### WHAT IS BEING ASKED
Check every line below for the string "rock". Copy the ones that have it.

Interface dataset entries
+-------+
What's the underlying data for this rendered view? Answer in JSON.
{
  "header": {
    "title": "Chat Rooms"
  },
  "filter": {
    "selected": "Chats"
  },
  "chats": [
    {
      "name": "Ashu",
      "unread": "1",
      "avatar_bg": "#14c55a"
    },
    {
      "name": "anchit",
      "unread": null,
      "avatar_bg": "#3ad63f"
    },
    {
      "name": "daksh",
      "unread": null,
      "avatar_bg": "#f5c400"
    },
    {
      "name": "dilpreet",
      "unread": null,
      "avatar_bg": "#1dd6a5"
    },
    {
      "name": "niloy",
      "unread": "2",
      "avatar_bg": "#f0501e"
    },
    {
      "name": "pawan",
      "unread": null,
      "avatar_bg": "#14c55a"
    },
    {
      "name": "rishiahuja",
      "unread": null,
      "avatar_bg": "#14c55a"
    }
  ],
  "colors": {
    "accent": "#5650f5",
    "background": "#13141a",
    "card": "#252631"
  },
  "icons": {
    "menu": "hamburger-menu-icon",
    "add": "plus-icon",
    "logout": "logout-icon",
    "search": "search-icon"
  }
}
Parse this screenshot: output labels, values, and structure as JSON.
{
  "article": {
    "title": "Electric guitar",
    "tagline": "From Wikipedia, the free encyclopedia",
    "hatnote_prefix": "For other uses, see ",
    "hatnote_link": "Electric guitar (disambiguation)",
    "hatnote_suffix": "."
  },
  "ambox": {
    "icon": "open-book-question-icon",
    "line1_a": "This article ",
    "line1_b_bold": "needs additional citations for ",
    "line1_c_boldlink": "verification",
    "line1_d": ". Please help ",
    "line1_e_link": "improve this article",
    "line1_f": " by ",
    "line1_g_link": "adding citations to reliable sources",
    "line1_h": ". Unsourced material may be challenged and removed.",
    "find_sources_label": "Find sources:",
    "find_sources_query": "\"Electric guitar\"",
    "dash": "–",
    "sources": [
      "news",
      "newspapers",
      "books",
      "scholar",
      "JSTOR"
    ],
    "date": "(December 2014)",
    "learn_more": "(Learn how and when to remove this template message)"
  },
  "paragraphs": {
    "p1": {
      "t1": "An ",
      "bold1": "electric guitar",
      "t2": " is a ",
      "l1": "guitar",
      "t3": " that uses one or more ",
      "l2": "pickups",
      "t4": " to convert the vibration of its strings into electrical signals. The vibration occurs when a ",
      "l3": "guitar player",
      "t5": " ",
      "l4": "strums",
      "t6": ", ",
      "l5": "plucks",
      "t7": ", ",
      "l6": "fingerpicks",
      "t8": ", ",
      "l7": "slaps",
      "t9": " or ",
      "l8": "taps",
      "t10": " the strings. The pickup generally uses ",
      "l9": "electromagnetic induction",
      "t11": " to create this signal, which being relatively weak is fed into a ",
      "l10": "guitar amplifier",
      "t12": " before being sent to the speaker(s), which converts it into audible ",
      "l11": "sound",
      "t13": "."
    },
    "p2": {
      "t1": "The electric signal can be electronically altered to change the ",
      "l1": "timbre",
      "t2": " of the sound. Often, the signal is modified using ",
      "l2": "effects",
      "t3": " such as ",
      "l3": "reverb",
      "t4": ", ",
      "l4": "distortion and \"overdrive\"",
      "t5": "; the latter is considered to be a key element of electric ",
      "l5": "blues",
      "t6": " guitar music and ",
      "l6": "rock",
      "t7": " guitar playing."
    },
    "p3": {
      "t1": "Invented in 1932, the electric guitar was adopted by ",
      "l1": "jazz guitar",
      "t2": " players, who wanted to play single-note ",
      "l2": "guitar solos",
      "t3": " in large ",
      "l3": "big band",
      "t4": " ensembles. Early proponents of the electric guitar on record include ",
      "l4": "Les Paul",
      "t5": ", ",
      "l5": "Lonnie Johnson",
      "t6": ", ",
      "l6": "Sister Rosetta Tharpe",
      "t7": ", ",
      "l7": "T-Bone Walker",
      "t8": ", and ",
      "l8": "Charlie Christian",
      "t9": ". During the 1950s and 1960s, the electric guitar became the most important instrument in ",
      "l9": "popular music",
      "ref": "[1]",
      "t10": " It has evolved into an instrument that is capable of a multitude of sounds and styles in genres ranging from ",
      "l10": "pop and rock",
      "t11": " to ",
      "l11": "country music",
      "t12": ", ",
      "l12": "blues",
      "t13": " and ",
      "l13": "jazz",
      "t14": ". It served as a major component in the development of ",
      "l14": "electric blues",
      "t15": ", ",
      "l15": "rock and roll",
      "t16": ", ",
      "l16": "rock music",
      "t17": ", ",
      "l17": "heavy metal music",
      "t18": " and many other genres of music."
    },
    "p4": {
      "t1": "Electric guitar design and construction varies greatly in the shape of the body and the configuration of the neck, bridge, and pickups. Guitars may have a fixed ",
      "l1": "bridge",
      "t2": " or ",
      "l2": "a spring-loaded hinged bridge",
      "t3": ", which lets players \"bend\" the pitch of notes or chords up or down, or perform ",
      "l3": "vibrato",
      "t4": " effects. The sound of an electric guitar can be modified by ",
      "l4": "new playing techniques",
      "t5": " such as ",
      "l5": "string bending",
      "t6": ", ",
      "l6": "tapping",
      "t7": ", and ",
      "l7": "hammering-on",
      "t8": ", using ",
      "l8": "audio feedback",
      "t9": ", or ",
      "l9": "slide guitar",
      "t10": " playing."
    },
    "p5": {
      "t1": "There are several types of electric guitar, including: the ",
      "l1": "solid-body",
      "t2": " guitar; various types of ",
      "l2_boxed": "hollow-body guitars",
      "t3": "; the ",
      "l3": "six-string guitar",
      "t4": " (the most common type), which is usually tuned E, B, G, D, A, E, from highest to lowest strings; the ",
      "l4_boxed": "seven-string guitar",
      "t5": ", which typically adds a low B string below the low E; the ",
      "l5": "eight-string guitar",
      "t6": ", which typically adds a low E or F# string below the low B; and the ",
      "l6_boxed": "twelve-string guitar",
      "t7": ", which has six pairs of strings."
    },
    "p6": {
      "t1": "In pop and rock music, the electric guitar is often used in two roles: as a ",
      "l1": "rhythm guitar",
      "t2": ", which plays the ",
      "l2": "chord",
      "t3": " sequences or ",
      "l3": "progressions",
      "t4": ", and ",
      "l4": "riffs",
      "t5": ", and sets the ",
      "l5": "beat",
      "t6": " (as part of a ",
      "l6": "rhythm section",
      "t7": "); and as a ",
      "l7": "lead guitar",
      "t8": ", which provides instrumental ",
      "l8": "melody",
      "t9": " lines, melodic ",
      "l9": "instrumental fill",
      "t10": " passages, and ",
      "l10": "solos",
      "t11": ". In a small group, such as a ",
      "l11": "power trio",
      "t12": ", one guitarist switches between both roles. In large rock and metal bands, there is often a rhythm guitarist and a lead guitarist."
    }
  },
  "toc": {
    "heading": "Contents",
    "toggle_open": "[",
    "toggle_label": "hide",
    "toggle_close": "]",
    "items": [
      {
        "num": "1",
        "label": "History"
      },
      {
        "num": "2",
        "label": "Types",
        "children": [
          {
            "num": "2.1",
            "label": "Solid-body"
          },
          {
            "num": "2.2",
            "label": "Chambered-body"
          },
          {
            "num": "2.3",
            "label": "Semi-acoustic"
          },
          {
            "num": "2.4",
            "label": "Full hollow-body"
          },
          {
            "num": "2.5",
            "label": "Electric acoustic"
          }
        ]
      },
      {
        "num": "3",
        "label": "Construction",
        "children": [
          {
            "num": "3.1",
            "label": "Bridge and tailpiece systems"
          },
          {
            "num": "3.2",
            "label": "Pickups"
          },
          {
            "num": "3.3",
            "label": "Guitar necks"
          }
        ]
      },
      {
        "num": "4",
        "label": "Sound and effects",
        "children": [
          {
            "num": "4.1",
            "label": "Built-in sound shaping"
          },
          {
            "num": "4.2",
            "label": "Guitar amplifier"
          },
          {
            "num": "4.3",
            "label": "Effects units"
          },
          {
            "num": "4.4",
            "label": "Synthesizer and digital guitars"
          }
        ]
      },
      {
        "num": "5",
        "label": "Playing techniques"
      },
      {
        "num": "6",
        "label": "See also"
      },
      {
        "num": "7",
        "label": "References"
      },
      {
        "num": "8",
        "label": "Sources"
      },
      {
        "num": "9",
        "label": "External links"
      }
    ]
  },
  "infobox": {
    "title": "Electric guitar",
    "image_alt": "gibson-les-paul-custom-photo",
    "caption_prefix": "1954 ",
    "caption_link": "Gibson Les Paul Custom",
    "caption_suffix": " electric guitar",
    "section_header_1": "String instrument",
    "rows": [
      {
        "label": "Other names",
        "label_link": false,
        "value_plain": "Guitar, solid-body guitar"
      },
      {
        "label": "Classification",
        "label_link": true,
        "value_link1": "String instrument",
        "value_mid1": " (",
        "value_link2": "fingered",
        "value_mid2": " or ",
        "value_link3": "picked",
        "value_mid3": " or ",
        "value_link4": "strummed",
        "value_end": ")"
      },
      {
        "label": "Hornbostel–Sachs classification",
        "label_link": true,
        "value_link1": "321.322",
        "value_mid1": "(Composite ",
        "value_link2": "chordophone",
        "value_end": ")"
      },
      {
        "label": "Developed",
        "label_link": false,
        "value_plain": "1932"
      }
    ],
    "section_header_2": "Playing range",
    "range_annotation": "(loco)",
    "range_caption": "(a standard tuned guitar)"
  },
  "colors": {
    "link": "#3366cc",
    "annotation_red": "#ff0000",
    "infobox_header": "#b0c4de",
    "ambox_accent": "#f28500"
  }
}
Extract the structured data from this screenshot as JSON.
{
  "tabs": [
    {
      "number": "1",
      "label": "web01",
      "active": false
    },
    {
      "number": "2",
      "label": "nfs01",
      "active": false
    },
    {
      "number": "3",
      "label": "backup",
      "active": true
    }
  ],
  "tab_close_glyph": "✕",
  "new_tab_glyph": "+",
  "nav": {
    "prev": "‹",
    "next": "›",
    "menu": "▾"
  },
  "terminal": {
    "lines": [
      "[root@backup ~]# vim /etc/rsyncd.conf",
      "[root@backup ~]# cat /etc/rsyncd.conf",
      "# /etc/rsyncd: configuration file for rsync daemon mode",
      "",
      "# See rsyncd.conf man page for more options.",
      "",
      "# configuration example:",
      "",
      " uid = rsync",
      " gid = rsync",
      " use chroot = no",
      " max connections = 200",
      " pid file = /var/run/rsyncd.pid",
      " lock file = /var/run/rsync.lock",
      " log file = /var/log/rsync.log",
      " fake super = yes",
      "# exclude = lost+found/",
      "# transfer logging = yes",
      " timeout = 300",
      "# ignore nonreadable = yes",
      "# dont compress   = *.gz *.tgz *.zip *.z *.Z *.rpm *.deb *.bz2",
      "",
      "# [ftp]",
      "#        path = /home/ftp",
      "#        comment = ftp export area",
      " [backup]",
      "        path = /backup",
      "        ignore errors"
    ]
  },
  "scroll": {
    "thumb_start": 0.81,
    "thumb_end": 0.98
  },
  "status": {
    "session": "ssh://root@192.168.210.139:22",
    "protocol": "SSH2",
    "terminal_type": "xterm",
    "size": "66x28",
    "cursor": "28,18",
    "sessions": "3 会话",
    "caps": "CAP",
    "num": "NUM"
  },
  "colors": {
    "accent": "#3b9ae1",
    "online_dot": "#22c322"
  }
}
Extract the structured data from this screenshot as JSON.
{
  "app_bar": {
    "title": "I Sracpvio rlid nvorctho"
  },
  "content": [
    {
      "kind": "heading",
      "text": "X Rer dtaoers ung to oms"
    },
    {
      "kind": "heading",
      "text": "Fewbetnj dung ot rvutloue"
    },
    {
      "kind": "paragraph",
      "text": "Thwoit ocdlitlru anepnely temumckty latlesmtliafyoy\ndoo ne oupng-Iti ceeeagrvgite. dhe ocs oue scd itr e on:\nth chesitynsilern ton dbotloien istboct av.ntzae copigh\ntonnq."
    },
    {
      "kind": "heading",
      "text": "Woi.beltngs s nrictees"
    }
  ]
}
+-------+
### RESPONSE
      "l6": "rock",
      "l10": "pop and rock",
      "l15": "rock and roll",
      "l16": "rock music",
      "t1": "In pop and rock music, the electric guitar is often used in two roles: as a ",
      "t12": ", one guitarist switches between both roles. In large rock and metal bands, there is often a rhythm guitarist and a lead guitarist."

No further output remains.